Gardeners encounter many instances when they need to cut a tree branch. Generally, it will be for the health of the tree, to improve its usefulness in the landscape or to relieve a dangerous situation. An essential step in the process is to choose a tool that is appropriate for the job and that you can operate comfortably and confidently.
Anvil pruners are cutters that fit in your hand. While the cutting edge of the pruners is open, slide the tree branch between the blade and the anvil or block that is opposite the blade. Squeeze the handle to force the blade through the branch to the anvil. You can avoid creating jagged edges on your branches if you keep your blade sharp and apply sufficient pressure when squeezing the handles. Anvil pruners differ from bypass or scissor action pruners because anvil pruners have only one sharp blade.
Manufacturers produce lopping shears with several different features designed to increase the gardener’s comfort and make it easier for the gardener to control the loppers. You can find blades in the anvil and bypass styles. Lopping shears have larger cutting surfaces than typical handheld pruners. Lopping shears have long handles, up to 30 inches. The user holds one handle in each hand; while in the open position, the user places the cutting edge around the branch and brings the handles together to the closed position. Use lopping shears to cut branches up to 2 inches thick. Cushioned grips will reduce fatigue when you have to cut several branches in one session.
Pruning saws slice through tree limbs with jagged teeth. Use pruning saws to cut branches that are too big for anvil pruners or lopping shears. Pruning saws usually cut when you pull the saw toward you. The AgriLife Extension notes that pruning saws are “preferred over a carpenter’s saw because they cut faster and easier.
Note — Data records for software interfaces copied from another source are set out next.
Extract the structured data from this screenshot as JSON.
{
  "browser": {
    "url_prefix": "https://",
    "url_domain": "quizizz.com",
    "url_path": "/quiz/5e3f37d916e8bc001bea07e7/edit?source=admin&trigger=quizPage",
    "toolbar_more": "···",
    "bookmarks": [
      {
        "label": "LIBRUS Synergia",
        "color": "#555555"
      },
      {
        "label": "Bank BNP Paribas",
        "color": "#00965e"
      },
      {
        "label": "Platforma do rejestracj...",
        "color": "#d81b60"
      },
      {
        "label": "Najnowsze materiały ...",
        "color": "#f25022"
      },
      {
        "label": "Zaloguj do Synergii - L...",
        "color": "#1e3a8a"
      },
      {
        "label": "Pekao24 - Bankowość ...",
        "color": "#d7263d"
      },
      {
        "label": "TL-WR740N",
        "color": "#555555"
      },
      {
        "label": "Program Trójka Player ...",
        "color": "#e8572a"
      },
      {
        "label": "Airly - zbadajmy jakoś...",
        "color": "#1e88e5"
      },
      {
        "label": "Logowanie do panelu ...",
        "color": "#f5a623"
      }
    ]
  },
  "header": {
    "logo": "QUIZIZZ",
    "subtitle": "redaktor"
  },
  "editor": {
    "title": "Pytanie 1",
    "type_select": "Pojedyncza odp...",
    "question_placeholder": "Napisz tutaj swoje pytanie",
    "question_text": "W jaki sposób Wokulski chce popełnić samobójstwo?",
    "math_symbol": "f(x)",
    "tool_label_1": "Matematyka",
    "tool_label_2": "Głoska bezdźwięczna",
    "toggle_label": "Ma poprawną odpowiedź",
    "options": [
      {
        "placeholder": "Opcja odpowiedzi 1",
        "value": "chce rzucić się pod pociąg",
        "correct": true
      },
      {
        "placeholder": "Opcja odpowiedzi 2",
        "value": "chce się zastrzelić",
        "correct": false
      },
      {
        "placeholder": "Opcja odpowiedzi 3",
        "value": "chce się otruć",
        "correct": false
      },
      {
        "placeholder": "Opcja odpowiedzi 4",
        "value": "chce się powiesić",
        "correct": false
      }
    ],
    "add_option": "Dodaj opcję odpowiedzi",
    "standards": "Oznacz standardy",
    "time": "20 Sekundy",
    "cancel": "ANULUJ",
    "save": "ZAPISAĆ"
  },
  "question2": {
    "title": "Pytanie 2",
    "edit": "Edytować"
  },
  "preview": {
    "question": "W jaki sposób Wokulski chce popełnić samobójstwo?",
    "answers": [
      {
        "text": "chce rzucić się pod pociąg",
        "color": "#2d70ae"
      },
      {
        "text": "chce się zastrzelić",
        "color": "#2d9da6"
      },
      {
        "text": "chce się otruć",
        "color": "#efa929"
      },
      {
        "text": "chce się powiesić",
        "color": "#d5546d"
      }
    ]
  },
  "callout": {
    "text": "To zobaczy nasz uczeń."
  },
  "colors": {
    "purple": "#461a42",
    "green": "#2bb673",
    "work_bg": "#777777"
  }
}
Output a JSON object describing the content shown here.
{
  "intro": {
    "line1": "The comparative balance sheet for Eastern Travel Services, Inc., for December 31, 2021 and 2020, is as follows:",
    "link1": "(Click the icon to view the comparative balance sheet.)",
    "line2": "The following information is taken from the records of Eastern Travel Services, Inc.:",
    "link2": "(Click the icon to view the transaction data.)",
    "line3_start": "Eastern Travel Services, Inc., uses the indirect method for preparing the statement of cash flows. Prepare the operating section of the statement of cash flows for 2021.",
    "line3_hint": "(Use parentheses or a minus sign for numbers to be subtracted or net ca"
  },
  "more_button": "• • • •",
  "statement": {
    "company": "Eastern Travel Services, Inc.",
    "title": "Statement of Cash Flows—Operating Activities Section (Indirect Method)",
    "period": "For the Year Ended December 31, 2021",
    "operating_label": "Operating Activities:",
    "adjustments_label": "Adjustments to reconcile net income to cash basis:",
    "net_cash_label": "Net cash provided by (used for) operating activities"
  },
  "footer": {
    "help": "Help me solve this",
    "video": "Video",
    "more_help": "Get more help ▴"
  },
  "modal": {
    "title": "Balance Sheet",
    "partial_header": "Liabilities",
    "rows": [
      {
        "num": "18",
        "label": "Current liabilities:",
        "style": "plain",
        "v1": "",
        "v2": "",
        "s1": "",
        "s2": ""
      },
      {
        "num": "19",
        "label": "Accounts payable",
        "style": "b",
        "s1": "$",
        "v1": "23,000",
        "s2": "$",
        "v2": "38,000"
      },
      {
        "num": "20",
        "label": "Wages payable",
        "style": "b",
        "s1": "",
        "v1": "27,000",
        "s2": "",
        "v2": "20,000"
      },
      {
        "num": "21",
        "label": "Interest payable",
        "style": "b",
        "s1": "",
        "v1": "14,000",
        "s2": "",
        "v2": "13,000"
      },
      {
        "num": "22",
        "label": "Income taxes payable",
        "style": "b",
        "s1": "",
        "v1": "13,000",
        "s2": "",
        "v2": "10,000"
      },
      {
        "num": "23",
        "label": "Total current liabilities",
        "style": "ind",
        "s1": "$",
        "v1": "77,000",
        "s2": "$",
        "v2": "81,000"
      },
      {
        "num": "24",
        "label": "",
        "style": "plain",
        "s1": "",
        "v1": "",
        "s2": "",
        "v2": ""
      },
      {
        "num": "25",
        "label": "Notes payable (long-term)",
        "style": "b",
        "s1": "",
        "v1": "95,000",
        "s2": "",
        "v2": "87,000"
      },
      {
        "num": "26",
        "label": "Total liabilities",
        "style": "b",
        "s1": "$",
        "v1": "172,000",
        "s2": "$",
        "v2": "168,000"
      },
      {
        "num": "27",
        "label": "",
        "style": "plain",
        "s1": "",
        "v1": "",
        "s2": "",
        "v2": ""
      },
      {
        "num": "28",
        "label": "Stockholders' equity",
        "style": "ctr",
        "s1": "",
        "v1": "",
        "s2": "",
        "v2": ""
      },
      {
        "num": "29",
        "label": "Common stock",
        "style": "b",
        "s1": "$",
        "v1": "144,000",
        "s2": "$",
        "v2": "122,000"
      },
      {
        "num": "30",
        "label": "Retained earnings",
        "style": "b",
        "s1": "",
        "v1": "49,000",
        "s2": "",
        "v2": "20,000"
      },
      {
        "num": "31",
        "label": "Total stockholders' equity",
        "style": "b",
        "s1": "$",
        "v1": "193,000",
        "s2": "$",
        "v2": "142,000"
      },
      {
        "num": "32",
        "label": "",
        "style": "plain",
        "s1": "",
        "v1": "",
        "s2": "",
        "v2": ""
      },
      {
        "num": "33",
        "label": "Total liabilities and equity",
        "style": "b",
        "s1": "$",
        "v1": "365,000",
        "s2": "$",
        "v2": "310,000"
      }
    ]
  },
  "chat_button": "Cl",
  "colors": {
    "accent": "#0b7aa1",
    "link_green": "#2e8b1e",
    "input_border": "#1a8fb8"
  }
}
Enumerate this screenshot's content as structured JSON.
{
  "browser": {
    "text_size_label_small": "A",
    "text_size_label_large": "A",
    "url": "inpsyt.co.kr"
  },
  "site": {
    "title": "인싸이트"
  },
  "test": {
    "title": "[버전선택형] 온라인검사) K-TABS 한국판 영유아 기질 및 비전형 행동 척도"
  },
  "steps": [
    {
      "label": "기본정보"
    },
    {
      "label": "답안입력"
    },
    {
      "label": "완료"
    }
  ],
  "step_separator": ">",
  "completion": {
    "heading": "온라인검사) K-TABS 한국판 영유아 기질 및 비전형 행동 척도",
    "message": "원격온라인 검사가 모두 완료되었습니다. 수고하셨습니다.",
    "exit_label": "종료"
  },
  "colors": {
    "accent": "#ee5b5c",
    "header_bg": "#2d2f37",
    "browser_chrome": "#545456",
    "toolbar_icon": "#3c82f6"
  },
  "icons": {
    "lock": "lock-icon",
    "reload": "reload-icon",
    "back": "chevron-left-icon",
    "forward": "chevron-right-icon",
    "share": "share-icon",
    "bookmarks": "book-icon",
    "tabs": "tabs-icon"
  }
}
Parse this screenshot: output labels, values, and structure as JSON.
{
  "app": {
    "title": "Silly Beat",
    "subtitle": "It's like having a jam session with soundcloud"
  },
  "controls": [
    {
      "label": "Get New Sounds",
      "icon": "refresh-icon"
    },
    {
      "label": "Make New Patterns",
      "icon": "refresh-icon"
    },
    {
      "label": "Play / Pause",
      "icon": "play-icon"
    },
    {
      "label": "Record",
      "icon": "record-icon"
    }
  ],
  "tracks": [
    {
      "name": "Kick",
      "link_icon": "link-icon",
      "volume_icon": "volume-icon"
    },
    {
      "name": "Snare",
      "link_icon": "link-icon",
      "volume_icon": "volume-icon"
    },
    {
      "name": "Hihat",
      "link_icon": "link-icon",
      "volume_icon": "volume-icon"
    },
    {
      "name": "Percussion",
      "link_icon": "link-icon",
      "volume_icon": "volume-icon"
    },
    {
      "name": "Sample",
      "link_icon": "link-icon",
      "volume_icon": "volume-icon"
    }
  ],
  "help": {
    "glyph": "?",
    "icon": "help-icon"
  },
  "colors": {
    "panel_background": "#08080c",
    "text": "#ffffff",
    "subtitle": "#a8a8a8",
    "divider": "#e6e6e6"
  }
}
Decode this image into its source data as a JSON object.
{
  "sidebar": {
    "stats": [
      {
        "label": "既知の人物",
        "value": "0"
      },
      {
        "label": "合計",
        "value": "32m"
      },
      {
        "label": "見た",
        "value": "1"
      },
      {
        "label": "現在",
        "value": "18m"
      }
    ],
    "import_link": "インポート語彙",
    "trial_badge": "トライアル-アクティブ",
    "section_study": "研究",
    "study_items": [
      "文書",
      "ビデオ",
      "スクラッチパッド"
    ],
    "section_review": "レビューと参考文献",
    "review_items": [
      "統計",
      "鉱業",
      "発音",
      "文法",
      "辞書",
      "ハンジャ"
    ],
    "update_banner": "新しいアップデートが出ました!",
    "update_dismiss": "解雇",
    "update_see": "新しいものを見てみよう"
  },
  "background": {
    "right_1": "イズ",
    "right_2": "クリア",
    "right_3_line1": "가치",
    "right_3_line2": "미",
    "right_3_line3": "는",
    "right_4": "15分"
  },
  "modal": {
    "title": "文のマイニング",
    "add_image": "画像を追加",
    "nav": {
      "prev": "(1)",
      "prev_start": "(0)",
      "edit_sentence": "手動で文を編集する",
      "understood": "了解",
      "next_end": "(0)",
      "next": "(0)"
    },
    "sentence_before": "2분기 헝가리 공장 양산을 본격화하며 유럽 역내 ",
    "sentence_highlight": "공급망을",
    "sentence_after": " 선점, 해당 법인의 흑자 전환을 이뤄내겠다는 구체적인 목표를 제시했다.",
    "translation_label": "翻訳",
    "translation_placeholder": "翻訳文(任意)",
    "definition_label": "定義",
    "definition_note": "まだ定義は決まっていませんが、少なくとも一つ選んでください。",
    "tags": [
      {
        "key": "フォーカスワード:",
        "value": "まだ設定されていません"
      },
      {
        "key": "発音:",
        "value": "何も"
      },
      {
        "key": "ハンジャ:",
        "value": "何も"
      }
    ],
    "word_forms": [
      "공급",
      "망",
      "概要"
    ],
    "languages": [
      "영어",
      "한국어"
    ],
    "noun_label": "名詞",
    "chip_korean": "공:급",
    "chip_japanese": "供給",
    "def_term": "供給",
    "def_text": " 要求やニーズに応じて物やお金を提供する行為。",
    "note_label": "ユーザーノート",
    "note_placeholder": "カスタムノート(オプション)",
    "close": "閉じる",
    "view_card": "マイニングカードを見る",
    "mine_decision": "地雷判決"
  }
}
The teeth in these saws are set for a wider cut allowing the sawdust to kick out resulting in less binding in green wood.”
Chainsaws have a gas or electric motor that moves a chain attached to a jagged blade. Exercise extreme caution any time you operate a chain saw. Use chainsaws for large branches and for branches that you need to cut quickly. Consider hiring a professional if you need to use a chainsaw for branches that you cannot reach while standing on the ground. Investigate the safety features for your chainsaw before you begin cutting limbs.
Pole pruners and pole saws are modified cutters that allow you to reach high branches from the ground without climbing a ladder. Pole pruners are similar to loppers, but they incorporate an extension pole that you operate by pulling a rope. Pole saws use a saw blade to perform the cutting action. Pole saws use sectional extensions or telescoping extensions to increase your reach up into the tree.
- Use a Tree Pole Trimmer
- Level a Lawn Mower Deck
- Do Tree Trimming Around Power Lines
- String Trimmers Straight vs. Curved Shaft
- What Is a Bypass Pruner?
- Adjust Chain Tension on a Poulan Wild Thing Chain Saw
- Adjust the Idle Screw on a Leaf Blower
- Adjust the Guide Bar & Chain Tension on the Husqvarna 55 Rancher
- Problems With Task Force Electric Log Splitters
- Prune Citrus Trees in Florida
- Cut Stumps With a Chainsaw
- Cut a Fallen Tree With a Chain Saw